Certain factors during infancy may affect bone health in adulthood

In a recent study, breast feeding during infancy was associated with a lower risk of lower limb fractures when children reached young adulthood, while maternal smoking was associated with a higher risk of upper limb fractures. The findings are published in the Journal of Bone and Mineral Research.

COVID-19 brain complications found across the globe

Cases of brain complications linked to COVID-19 are occurring across the globe, a new review by University of Liverpool researchers has shown.Published in The Lancet Neurology, the study found that strokes, delirium and other neurological complications are reported from most countries where there have been large outbreaks of the disease.

Enhancing chemotherapy by RNA interference - BIO Integration

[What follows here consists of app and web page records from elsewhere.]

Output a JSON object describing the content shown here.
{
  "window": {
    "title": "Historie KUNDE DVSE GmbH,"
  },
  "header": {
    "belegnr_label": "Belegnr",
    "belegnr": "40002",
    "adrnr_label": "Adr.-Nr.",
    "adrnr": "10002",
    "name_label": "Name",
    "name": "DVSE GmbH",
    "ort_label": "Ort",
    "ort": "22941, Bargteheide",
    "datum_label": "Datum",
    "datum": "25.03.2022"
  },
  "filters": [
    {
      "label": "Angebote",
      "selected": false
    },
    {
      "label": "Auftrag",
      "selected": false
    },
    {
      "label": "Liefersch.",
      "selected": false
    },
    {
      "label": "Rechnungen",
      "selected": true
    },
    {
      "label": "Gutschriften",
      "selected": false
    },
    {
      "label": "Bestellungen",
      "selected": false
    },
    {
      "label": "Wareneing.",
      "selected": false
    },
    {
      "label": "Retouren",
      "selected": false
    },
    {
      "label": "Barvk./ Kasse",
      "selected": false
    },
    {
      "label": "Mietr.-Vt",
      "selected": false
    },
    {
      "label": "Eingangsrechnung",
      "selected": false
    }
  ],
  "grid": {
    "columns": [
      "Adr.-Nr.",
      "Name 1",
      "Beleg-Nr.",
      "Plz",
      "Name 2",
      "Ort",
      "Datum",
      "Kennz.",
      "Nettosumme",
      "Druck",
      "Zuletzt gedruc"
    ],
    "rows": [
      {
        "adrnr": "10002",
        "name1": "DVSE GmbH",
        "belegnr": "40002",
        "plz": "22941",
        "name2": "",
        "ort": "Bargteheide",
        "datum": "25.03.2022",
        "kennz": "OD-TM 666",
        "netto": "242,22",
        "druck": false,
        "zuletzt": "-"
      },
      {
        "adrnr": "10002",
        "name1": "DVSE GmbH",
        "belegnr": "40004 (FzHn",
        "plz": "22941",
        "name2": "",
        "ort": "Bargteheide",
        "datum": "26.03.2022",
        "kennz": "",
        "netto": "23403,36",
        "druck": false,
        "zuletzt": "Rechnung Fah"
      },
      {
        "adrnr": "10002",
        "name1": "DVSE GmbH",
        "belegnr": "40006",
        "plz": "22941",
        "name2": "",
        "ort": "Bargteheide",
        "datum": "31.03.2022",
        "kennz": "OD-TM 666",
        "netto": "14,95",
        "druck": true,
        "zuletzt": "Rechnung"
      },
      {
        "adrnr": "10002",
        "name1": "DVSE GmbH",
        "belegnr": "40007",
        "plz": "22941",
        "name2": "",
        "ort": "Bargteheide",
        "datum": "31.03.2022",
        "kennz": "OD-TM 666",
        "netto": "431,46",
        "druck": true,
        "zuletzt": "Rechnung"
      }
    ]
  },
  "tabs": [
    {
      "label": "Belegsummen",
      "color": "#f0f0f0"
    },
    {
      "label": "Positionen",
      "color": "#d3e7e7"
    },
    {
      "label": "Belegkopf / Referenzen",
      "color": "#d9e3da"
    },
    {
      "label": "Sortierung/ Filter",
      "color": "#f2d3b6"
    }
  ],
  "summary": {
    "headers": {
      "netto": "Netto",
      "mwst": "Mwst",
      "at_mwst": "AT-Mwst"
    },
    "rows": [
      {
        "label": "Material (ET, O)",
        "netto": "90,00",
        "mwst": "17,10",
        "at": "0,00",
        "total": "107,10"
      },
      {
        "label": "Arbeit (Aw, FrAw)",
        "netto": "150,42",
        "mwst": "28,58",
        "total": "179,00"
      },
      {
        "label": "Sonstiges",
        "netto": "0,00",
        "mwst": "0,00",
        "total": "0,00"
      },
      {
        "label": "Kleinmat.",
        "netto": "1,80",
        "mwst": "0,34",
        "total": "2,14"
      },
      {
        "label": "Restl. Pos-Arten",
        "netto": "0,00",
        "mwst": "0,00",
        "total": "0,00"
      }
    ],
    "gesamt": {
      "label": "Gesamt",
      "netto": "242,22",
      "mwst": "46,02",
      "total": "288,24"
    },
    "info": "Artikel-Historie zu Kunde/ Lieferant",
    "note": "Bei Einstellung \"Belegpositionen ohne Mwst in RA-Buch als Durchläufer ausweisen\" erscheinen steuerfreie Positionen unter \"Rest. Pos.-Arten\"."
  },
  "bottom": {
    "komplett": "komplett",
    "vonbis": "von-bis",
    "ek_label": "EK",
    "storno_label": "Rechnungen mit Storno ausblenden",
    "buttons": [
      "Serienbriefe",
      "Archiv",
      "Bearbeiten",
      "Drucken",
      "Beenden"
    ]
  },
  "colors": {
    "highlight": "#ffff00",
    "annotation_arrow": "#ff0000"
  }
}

Enhancing Chemotherapy by RNA Interference - BIO Integrationhttps://doi.org/10.15212/bioi-2020-0003Announcing a new article publication for BIO Integration journal. In this review article the authors Shuwen Cao, Chunhao Lin, Shunung Liang, Chee Hwee Tan, Xiaoding Xu and Phei Er Saw from Sun Yatsen University, Guangzhou, China and Guangzhou University of Chinese Medicine, Guangzhou, China consider...